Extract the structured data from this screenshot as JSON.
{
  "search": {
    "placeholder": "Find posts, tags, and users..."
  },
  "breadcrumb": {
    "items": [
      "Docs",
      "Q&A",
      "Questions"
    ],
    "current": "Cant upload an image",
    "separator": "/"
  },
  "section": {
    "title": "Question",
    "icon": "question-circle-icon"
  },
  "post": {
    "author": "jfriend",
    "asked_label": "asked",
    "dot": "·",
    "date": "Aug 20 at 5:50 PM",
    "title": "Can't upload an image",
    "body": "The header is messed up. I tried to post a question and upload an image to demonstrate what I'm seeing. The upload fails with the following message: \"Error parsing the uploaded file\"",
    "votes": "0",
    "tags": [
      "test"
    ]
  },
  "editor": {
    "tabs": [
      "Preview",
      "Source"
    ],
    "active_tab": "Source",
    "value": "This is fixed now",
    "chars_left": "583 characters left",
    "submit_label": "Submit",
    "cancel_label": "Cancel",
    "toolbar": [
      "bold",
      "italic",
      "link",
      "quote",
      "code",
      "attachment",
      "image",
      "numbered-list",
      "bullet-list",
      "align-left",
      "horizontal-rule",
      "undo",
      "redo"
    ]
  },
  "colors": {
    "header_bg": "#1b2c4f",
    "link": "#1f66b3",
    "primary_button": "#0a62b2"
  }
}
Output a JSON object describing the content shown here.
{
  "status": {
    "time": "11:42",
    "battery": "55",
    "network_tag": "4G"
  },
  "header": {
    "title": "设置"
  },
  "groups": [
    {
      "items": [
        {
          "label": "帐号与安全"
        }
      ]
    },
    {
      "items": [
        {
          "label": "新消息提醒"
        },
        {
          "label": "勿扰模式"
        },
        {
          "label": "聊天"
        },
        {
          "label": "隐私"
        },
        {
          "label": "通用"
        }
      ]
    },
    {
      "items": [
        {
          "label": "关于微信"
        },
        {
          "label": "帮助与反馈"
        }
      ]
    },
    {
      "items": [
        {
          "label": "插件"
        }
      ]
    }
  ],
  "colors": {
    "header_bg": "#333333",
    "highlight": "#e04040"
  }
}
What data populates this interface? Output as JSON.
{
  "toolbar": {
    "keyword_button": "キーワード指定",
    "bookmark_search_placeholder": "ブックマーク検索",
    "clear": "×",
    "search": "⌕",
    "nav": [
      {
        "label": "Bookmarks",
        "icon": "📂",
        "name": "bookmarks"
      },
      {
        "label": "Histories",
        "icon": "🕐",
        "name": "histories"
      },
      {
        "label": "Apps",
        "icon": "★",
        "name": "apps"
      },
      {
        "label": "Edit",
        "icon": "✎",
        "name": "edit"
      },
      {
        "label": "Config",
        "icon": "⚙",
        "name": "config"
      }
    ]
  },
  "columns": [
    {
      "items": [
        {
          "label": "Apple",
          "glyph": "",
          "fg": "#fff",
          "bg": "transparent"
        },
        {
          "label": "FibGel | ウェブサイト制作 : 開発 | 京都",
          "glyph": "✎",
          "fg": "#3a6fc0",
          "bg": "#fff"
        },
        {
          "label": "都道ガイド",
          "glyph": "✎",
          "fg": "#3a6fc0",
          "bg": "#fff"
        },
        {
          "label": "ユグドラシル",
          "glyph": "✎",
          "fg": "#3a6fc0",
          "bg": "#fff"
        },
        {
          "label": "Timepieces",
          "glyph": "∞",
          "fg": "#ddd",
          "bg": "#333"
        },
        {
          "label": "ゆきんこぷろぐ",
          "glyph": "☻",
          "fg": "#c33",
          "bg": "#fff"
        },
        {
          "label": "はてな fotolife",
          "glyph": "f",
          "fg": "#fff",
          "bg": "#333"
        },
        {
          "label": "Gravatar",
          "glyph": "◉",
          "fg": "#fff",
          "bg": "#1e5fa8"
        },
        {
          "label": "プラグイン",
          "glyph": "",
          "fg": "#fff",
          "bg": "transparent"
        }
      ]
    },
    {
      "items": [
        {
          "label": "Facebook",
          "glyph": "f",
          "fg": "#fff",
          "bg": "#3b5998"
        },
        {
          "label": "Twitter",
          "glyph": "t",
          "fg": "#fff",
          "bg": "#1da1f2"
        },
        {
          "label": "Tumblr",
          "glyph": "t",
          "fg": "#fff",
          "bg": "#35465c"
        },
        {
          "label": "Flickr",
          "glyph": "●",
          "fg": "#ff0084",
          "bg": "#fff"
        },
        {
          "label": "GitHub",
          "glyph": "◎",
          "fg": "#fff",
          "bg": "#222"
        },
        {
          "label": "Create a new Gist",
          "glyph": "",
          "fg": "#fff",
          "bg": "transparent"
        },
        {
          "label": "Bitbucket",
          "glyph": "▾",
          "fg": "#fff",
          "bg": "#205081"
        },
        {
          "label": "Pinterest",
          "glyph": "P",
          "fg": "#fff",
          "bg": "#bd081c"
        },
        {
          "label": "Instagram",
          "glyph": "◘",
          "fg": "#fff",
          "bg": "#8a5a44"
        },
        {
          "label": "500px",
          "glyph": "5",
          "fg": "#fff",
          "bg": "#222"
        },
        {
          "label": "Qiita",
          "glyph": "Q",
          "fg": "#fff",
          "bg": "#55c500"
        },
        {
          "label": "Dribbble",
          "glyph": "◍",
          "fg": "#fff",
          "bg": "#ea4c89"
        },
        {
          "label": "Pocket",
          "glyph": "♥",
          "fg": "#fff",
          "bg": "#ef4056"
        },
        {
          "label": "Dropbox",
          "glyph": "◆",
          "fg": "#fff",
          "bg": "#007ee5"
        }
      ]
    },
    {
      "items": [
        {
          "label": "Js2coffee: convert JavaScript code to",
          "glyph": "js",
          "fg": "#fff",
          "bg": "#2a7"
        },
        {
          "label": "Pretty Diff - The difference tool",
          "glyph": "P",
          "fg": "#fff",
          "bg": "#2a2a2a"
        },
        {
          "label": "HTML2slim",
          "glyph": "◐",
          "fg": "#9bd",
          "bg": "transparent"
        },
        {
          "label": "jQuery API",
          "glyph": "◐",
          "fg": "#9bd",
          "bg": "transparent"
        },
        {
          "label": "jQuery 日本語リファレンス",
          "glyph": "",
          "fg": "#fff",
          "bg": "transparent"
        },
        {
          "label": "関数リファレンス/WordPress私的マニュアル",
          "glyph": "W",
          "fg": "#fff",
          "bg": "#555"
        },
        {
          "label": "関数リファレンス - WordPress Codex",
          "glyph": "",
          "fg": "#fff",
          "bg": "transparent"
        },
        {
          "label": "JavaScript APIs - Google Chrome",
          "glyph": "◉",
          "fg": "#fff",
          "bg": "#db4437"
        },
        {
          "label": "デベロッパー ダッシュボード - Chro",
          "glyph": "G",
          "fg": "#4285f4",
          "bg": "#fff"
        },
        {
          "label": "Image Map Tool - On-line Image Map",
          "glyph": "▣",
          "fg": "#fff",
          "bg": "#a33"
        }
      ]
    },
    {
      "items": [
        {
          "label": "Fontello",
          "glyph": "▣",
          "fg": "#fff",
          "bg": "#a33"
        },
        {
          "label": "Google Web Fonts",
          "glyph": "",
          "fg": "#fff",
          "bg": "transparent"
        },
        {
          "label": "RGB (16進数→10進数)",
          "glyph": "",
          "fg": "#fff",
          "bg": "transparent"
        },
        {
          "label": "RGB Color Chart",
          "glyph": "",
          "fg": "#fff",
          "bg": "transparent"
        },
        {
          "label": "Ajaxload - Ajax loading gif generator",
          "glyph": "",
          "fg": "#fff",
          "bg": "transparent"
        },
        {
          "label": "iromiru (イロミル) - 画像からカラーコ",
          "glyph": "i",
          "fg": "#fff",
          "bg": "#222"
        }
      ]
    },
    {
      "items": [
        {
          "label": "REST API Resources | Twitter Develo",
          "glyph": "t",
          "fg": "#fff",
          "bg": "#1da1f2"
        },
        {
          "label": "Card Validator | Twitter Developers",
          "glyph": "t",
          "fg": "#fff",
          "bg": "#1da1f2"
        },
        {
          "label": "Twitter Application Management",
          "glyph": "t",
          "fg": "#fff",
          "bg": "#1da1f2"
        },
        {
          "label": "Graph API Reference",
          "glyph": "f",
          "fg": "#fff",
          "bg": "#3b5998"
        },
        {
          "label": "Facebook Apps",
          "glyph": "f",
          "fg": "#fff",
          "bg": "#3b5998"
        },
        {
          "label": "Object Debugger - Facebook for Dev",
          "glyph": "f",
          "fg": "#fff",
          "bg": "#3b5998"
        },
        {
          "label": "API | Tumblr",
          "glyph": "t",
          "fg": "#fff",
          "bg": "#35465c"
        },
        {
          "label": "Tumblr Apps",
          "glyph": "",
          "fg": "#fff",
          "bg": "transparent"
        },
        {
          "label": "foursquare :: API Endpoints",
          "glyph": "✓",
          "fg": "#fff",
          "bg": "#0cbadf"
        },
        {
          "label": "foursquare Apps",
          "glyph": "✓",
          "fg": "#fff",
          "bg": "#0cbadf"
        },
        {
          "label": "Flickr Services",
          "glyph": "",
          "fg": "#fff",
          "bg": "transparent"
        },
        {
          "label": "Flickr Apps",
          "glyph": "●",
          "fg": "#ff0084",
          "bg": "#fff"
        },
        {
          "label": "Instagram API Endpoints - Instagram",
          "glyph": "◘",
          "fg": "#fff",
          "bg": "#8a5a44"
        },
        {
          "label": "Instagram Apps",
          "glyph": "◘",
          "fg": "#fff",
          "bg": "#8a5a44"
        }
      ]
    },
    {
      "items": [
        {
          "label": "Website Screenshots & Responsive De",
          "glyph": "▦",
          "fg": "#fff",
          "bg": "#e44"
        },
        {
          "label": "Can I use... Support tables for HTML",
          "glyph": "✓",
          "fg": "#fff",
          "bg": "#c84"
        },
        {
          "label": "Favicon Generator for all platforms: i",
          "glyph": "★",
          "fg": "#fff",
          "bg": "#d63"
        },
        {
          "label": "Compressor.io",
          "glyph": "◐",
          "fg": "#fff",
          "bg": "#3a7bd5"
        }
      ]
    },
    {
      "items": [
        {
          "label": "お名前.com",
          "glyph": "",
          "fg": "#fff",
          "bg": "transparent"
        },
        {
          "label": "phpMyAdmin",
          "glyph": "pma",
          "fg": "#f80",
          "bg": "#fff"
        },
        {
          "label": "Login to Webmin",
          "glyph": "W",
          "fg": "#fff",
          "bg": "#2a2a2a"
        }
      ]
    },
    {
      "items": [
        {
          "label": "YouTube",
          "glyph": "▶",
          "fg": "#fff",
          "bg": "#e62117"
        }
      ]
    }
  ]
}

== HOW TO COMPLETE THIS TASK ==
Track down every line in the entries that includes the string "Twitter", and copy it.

== SOLUTION FOR THIS TASK ==
          "label": "Twitter",
          "label": "REST API Resources | Twitter Develo",
          "label": "Card Validator | Twitter Developers",
          "label": "Twitter Application Management",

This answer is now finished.